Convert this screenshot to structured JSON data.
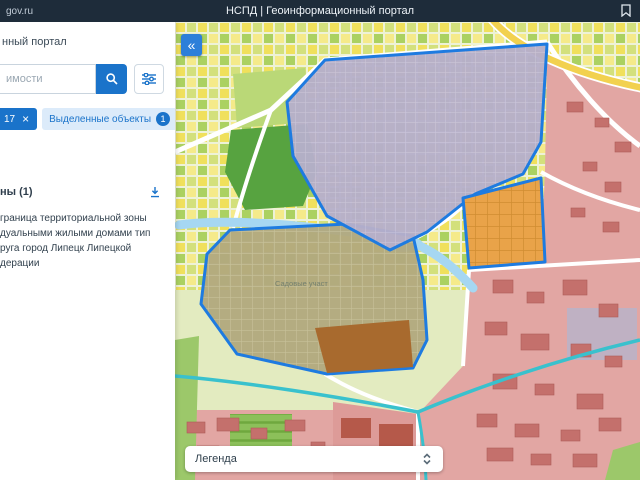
{
  "topbar": {
    "brand": "gov.ru",
    "title": "НСПД | Геоинформационный портал"
  },
  "sidebar": {
    "portal_title": "нный портал",
    "search": {
      "placeholder": "имости",
      "search_icon": "magnifier",
      "filter_icon": "sliders"
    },
    "tabs": [
      {
        "label": "17",
        "close": "×"
      },
      {
        "label": "Выделенные объекты",
        "badge": "1",
        "close": "×"
      }
    ],
    "results": {
      "group_title": "ны (1)",
      "download_icon": "download-arrow",
      "item_lines": [
        "граница территориальной зоны",
        "дуальными жилыми домами тип",
        "руга город Липецк Липецкой",
        "дерации"
      ]
    }
  },
  "map": {
    "collapse_button": "«",
    "area_label": "Садовые участ",
    "legend": {
      "label": "Легенда"
    },
    "colors": {
      "selection_outline": "#1e7be0",
      "zone_residential_purple": "#b6afca",
      "zone_garden_olive": "#b2a97e",
      "zone_orange": "#e9a349",
      "zone_pink": "#e2a6a3",
      "parcel_yellow": "#f0e05c",
      "parcel_green": "#abd161",
      "forest_green": "#57a340",
      "water_blue": "#a6d7f2",
      "road_yellow": "#f2d14f",
      "road_teal": "#39c1cd"
    }
  }
}
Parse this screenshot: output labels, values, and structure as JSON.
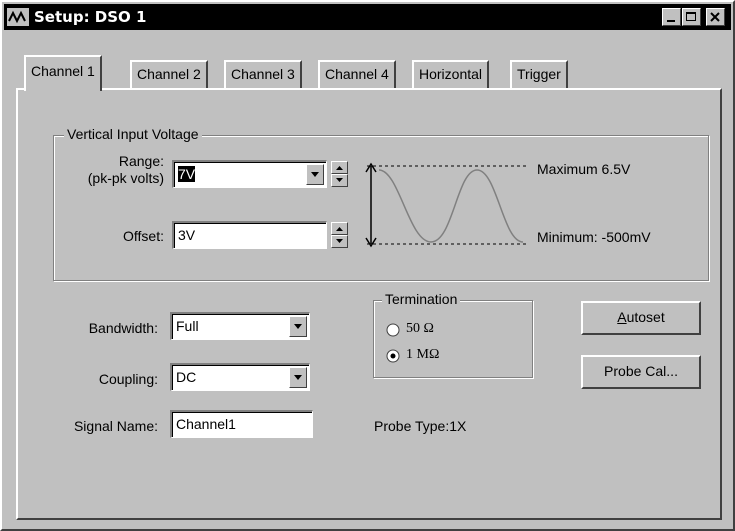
{
  "window": {
    "title": "Setup: DSO 1",
    "icon": "waveform-icon",
    "controls": [
      "minimize-icon",
      "maximize-icon",
      "close-icon"
    ]
  },
  "tabs": [
    {
      "label": "Channel 1",
      "active": true
    },
    {
      "label": "Channel 2",
      "active": false
    },
    {
      "label": "Channel 3",
      "active": false
    },
    {
      "label": "Channel 4",
      "active": false
    },
    {
      "label": "Horizontal",
      "active": false
    },
    {
      "label": "Trigger",
      "active": false
    }
  ],
  "vertical": {
    "group_label": "Vertical Input Voltage",
    "range_label": "Range:",
    "range_sublabel": "(pk-pk volts)",
    "range_value": "7V",
    "offset_label": "Offset:",
    "offset_value": "3V",
    "maximum_text": "Maximum  6.5V",
    "minimum_text": "Minimum:  -500mV"
  },
  "bandwidth": {
    "label": "Bandwidth:",
    "value": "Full"
  },
  "coupling": {
    "label": "Coupling:",
    "value": "DC"
  },
  "signal_name": {
    "label": "Signal Name:",
    "value": "Channel1"
  },
  "termination": {
    "group_label": "Termination",
    "options": [
      {
        "label": "50 Ω",
        "selected": false
      },
      {
        "label": "1 MΩ",
        "selected": true
      }
    ]
  },
  "probe_type": "Probe Type:1X",
  "buttons": {
    "autoset": "Autoset",
    "probe_cal": "Probe Cal..."
  },
  "colors": {
    "window_face": "#c0c0c0",
    "title_bar": "#000000",
    "wave": "#808080"
  }
}
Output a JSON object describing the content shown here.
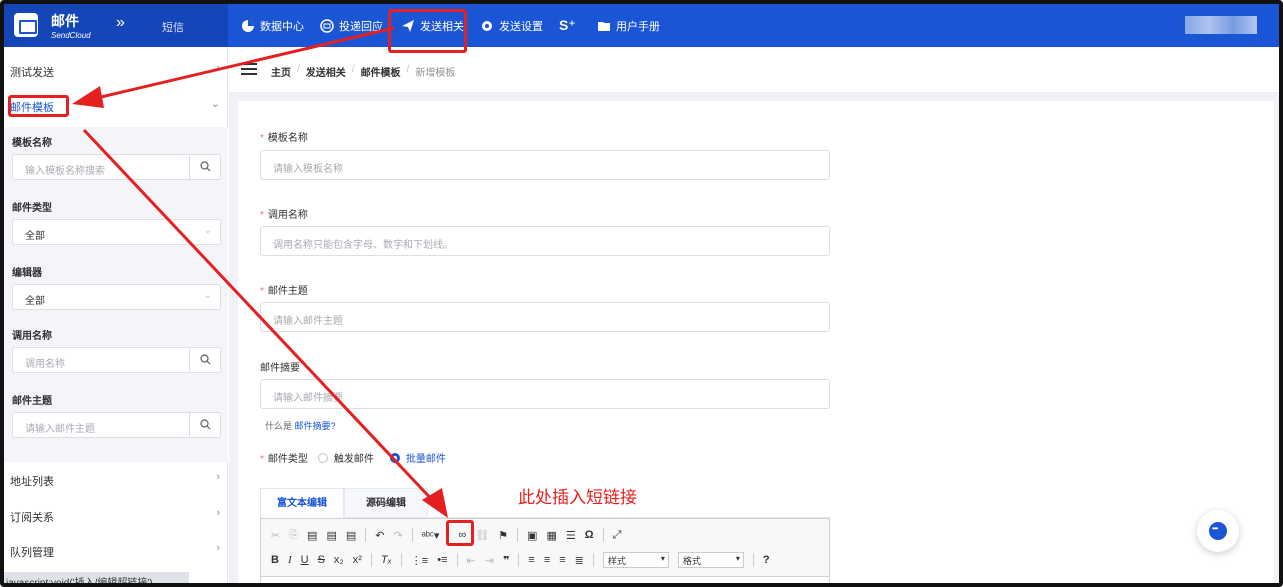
{
  "topbar": {
    "brand_title": "邮件",
    "brand_sub": "SendCloud",
    "collapse_icon": "double-chevron-right-icon",
    "sms_label": "短信",
    "nav": [
      {
        "label": "数据中心",
        "icon": "pie-chart-icon"
      },
      {
        "label": "投递回应",
        "icon": "mail-reply-icon"
      },
      {
        "label": "发送相关",
        "icon": "send-plane-icon"
      },
      {
        "label": "发送设置",
        "icon": "gear-icon"
      },
      {
        "label": "S⁺",
        "icon": "s-plus-icon"
      },
      {
        "label": "用户手册",
        "icon": "folder-icon"
      }
    ]
  },
  "sidebar": {
    "items": [
      {
        "label": "测试发送"
      },
      {
        "label": "邮件模板"
      },
      {
        "label": "地址列表"
      },
      {
        "label": "订阅关系"
      },
      {
        "label": "队列管理"
      }
    ],
    "filters": {
      "template_name": {
        "label": "模板名称",
        "placeholder": "输入模板名称搜索"
      },
      "mail_type": {
        "label": "邮件类型",
        "value": "全部"
      },
      "editor": {
        "label": "编辑器",
        "value": "全部"
      },
      "call_name": {
        "label": "调用名称",
        "placeholder": "调用名称"
      },
      "subject": {
        "label": "邮件主题",
        "placeholder": "请输入邮件主题"
      }
    },
    "status_url": "javascript:void('插入/编辑超链接')"
  },
  "breadcrumb": {
    "home": "主页",
    "sep": "/",
    "level1": "发送相关",
    "level2": "邮件模板",
    "current": "新增模板"
  },
  "form": {
    "required_mark": "*",
    "template_name": {
      "label": "模板名称",
      "placeholder": "请输入模板名称"
    },
    "call_name": {
      "label": "调用名称",
      "placeholder": "调用名称只能包含字母、数字和下划线。"
    },
    "subject": {
      "label": "邮件主题",
      "placeholder": "请输入邮件主题"
    },
    "summary": {
      "label": "邮件摘要",
      "placeholder": "请输入邮件摘要"
    },
    "summary_hint": "什么是",
    "summary_hint_link": "邮件摘要?",
    "mail_type": {
      "label": "邮件类型",
      "options": [
        "触发邮件",
        "批量邮件"
      ],
      "selected": "批量邮件"
    }
  },
  "editor": {
    "tabs": [
      "富文本编辑",
      "源码编辑"
    ],
    "active_tab": "富文本编辑",
    "toolbar_row1": [
      "✂",
      "⎘",
      "📋",
      "📋",
      "📋",
      "↶",
      "↷",
      "abc",
      "🔗",
      "⛓",
      "⚑",
      "🖼",
      "▦",
      "≡",
      "Ω",
      "⛶"
    ],
    "toolbar_row2": [
      "B",
      "I",
      "U",
      "S",
      "x₂",
      "x²",
      "Tx",
      "⋮≡",
      "•≡",
      "⇤",
      "⇥",
      "99",
      "≡",
      "≡",
      "≡",
      "≡"
    ],
    "style_combo": "样式",
    "format_combo": "格式",
    "help": "?"
  },
  "annotation": {
    "text": "此处插入短链接",
    "color": "#e52020"
  },
  "colors": {
    "primary": "#1a55d6",
    "brand_dark": "#1546b8",
    "danger": "#f56c6c"
  }
}
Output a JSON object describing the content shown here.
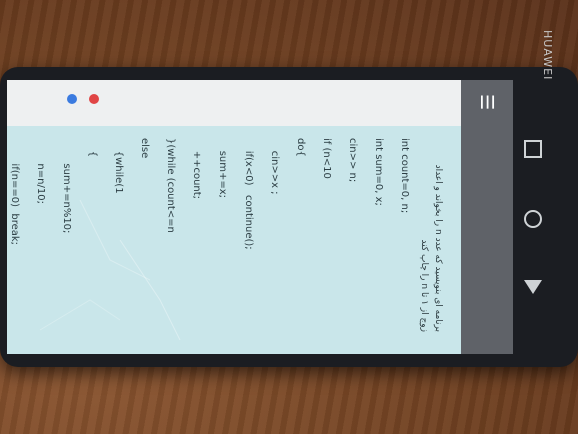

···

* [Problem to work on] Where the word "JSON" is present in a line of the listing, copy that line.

* [Response box]
Convert this screenshot to structured JSON data.
Parse this screenshot: output labels, values, and structure as JSON.
Output a JSON object describing the content shown here.
Output a JSON object describing the content shown here.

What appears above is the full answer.